27 Reporters are humans. Find out what they like and dislike in their personal life. Find out what they are interested in and writing about and feed them stories that are not related to you. Help them build their stories.

28 What do your customers link to on Twitter?

29 To find the important bloggers in your marketplace, use Google search and Google alerts for long tail search terms.

30 Understand what writers do and what outlets they write for. Many reporters (like me) are what I called "multi-personality disorder types". We don't just do one thing. For example, Scott Kirsner writes a column in the Boston Globe, blog, moderates panels, speaks, founded the Nantucket Conference, has a column in the Boston Globe, is the author of several books, and is active on his @ScottKirsner Twitter! Do a little extra research to find out what the reporter you are targeting does.

31 Retweet bloggers and reporters. Reporters respond well to "heartfelt flattery". So flatter them.

32 Laura says: "Read Meridian by Alice Walker."

33 Know what you represent. Know what your brand is.

34 Negotiate everything up front. If you are offering something on embargo, get the agreement before you spill the beans on the story.

35 Don't lie. Saying "no comment" is okay.

Inside the brain of Scott Kirsner

Scott KirsnerScott spoke for a few minutes and gave a bunch of ideas for what he personally likes and dislikes.

- Journalists will NEVER fill out a "contact us" form on your press page. They want a real name and number.

- I listen better to people directly involved (the founder, the VC, the angel, a customer) than people paid to pitch (PR).

- In-person connections are where it's at: I want to see companies in their natural habitat, when they innovate, not when they have a PR agency.

- Exclusives: I hate it when Fred Destin lets his stories slip to other outlets.

- Keep it simple: if you cannot explain to me what you do crisply and intelligently without using 3 letter acronyms, I won't engage. Get your cocktail party explanation down! Don't assume I'm an insider.
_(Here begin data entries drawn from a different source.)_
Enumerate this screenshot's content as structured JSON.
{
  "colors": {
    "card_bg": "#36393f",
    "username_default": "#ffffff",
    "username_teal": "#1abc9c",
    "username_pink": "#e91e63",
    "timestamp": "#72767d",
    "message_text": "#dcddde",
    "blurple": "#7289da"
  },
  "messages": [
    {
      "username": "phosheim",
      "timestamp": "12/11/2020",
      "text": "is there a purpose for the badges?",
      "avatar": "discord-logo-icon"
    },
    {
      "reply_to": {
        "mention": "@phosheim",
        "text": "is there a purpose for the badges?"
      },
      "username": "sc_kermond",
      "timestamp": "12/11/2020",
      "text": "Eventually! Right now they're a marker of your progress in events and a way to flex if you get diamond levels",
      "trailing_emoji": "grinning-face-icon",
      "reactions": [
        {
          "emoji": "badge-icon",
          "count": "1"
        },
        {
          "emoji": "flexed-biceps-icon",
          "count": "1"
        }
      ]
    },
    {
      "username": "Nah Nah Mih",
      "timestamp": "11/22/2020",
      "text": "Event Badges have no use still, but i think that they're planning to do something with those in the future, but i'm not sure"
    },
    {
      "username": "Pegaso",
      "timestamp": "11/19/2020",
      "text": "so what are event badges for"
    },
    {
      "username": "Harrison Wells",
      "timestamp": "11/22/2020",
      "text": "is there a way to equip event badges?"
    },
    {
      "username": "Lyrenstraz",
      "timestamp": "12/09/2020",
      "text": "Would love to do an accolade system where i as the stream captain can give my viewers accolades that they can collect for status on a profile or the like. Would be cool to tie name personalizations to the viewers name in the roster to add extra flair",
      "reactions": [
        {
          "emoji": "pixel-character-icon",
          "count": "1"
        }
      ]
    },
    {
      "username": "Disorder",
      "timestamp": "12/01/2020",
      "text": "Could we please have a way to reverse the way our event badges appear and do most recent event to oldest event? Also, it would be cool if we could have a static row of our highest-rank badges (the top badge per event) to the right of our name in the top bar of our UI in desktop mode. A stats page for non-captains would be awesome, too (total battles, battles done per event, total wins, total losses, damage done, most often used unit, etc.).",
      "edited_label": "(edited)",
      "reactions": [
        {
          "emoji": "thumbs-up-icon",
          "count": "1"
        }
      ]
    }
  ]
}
- Timeliness is everything: once you have someone hooked for a story or if you want to react to one of my questions, do it real time or do not do it at all. And be available for the press!

- Make sure your milestones are newsworthy: launching product isn't. Landing Boeing as a customer, hiring 100 people or getting Jack Welch to be your CEO are.

Panel photo: Ken Kosh via MassTLC blog
Scott Kirsner photo: @ScottKirsner
Flip Chart photo: David Meerman Scott